Posted by Hoi Lam, Android App Quality

Since the launch of Android more than 10 years ago, the platform and the user’s expectations have grown. There are improvements from user experience through material design to the importance and advancement in privacy. We know you want your apps to offer a great user experience. At the same time, we also know that it’s not always straightforward to know which area to tackle first. That’s why we are launching a new App Quality section in our developer site to help you keep up-to-date with key aspects of app quality and provide related resources.

In the first release, we have updated the Core App Quality checklist to take into account recent Android releases as well as the current trends of the app ecosystem. Here are some highlights in this update:

  • Visual Experience - We highlight the best practice of using Material Design Components in place of platform components such as buttons. This will give your app a modern look as well as making features such as dark theme easy to implement. In addition to advice on back stack, we have expanded it to preserving the state of the app. This is becoming more important as edge-to-edge screens and gesture navigation are becoming commonplace, even in entry level phones.
  • Functionality - There are three areas where we have updated our guidance. For media applications, we have updated our recommendations around the playback experience as well as support for HEVC video compression for video encoding. For sharing between apps, we highlight the importance of using the Android Sharesheet. This will be critical going forward as apps will have limited visibility to other installed apps in API level 30 by default. Lastly, we expanded our recommendations around background services. Helping users to conserve battery is a priority for Android, and we will continue to share updates on this topic.
  • Performance & Stability - We have added tooling now available such as Android vitals in the Google Play Console. One important point to highlight here is Application Not Responding (ANR). ANRs are caused by threading issues and are something developers can fixed. The ANR troubleshooting guide can help you diagnose and resolve any ANRs that exist in the app.
  • Privacy & Security - We have summarized our latest recommendations to take into account the latest safeguards from runtime permission to securely using WebView. We have also expanded to include privacy norms that users come to expect from protecting private data to not using any non-resettable hardware Ids.
  • Google Play - In this section, we highlight some of the most important policies for developers and link you to more information on the guidelines.
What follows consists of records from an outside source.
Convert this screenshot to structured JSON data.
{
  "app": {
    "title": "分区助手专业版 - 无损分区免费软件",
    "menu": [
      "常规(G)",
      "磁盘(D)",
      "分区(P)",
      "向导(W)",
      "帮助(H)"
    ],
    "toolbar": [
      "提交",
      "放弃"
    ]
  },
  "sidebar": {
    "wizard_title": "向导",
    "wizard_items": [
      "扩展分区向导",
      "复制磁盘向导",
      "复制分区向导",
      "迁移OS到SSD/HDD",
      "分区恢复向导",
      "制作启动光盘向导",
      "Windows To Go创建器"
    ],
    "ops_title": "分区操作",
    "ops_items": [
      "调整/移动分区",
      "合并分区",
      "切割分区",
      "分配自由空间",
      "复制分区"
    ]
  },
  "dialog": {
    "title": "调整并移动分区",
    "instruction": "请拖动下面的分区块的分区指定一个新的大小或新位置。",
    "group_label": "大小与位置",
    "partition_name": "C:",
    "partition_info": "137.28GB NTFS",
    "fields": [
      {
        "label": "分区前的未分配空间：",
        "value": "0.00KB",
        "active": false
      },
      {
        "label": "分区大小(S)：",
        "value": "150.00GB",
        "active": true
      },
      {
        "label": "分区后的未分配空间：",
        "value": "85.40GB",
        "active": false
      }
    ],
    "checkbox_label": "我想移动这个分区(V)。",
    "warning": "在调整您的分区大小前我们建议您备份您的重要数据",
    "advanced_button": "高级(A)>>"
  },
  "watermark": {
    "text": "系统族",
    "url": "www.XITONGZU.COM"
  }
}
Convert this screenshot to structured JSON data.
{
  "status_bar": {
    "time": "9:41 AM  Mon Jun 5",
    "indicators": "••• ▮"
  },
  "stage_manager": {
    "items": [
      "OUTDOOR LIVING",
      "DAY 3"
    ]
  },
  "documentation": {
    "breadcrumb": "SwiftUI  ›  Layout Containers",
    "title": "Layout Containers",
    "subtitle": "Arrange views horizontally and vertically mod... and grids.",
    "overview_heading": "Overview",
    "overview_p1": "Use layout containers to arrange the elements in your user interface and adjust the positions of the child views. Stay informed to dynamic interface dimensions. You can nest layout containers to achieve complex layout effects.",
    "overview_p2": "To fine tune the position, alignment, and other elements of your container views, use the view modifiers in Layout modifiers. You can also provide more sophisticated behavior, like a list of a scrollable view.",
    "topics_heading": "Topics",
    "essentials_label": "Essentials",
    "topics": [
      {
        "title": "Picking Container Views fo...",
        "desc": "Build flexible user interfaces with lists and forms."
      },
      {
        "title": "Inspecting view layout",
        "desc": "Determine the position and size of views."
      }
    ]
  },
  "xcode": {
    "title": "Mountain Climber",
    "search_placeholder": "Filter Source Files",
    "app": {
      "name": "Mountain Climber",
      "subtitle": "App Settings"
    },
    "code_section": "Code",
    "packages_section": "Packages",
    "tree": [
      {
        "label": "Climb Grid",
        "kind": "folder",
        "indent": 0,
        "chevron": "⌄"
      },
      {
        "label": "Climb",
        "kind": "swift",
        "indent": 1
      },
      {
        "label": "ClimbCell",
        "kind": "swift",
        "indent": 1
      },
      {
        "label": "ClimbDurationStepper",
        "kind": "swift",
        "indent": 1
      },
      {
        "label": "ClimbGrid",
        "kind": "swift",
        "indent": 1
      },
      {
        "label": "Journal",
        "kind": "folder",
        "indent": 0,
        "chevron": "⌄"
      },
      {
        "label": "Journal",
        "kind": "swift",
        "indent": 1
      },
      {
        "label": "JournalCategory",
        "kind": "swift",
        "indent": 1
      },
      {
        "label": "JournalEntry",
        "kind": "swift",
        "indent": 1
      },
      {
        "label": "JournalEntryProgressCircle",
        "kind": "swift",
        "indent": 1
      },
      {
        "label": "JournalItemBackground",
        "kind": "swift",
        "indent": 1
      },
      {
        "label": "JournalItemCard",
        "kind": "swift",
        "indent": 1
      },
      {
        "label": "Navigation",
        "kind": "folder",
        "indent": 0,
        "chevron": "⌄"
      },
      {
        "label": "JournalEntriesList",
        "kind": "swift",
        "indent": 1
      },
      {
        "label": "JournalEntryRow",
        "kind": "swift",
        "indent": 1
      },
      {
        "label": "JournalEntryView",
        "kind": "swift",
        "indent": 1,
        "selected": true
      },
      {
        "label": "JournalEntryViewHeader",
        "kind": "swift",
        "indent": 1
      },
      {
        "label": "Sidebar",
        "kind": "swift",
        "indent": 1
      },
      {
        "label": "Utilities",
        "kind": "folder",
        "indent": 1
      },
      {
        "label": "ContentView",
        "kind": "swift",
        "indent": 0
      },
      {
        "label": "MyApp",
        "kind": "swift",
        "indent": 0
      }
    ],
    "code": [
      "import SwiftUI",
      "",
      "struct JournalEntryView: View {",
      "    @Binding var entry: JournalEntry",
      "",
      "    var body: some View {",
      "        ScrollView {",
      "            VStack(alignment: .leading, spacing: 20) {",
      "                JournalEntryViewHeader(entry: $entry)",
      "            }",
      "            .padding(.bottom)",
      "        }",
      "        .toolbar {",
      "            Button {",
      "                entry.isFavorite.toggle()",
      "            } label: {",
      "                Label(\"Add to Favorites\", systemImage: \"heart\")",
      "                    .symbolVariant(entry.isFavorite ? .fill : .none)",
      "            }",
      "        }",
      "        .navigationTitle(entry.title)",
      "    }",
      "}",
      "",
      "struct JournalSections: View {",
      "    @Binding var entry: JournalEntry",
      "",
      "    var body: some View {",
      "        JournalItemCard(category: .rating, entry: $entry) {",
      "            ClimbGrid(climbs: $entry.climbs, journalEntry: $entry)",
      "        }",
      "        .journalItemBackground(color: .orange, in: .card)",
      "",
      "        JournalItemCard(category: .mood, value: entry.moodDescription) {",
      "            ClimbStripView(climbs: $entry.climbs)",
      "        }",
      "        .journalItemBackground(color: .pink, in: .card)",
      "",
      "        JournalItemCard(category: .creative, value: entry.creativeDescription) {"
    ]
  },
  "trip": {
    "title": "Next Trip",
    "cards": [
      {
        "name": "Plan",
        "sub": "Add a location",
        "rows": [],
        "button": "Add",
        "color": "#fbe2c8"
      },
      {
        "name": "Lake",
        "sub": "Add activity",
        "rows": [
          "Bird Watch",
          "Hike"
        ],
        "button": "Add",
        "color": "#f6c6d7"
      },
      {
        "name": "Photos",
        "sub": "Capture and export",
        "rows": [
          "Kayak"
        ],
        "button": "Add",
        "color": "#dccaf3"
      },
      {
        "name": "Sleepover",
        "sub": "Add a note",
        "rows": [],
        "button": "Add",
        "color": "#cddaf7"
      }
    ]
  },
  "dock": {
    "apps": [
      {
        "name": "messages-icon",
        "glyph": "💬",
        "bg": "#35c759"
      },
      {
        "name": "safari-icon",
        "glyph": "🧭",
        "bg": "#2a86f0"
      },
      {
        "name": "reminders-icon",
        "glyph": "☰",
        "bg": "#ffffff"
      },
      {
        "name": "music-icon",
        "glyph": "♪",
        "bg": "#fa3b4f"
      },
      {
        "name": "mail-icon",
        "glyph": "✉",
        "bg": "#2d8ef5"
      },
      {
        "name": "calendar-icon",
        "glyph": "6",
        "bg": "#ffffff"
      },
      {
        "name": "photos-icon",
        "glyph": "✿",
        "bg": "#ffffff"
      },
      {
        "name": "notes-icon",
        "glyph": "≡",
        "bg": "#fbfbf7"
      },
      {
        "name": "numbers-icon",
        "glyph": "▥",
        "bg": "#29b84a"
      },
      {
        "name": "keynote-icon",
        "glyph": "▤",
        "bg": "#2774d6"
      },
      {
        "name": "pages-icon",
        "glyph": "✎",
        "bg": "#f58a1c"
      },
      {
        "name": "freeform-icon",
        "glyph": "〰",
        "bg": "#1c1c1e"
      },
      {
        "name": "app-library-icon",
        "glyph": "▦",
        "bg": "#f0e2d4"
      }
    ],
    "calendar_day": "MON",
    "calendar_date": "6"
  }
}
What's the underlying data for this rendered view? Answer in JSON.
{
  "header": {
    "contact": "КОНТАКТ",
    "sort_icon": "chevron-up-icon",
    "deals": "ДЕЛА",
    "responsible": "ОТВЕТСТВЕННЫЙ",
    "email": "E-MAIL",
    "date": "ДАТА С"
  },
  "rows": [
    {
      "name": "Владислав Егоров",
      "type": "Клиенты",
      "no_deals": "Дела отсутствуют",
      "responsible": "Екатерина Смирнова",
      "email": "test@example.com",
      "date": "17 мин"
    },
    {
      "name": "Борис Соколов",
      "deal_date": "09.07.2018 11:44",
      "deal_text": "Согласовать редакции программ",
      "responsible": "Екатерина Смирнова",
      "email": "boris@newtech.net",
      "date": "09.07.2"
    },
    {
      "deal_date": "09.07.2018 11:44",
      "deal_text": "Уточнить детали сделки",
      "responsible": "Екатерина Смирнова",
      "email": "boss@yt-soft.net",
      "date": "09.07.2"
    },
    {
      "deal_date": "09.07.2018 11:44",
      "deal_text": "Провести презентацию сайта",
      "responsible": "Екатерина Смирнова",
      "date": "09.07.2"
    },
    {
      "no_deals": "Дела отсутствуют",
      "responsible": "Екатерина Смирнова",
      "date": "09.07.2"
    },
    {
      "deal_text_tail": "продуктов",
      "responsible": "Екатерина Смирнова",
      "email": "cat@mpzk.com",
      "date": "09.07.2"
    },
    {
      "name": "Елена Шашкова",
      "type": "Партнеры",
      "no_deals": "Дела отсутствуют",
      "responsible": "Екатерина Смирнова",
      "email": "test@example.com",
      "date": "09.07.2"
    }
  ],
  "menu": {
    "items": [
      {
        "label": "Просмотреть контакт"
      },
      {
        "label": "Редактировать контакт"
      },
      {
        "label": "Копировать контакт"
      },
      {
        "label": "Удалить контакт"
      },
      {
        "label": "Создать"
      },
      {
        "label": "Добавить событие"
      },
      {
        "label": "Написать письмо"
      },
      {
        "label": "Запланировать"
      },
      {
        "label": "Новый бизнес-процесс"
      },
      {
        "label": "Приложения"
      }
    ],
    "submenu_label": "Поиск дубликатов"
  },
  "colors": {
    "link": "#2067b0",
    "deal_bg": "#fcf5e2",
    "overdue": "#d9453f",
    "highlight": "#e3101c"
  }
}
Going forward, we aim to update this list on a quarterly basis to make sure this is up-to-date. In addition, we will be updating the quality checklists for other form factors.

We are working on additional tools and best practices to make it easier for you to build quality applications on Android. We can’t wait to introduce these new improvements to you. Stay tuned!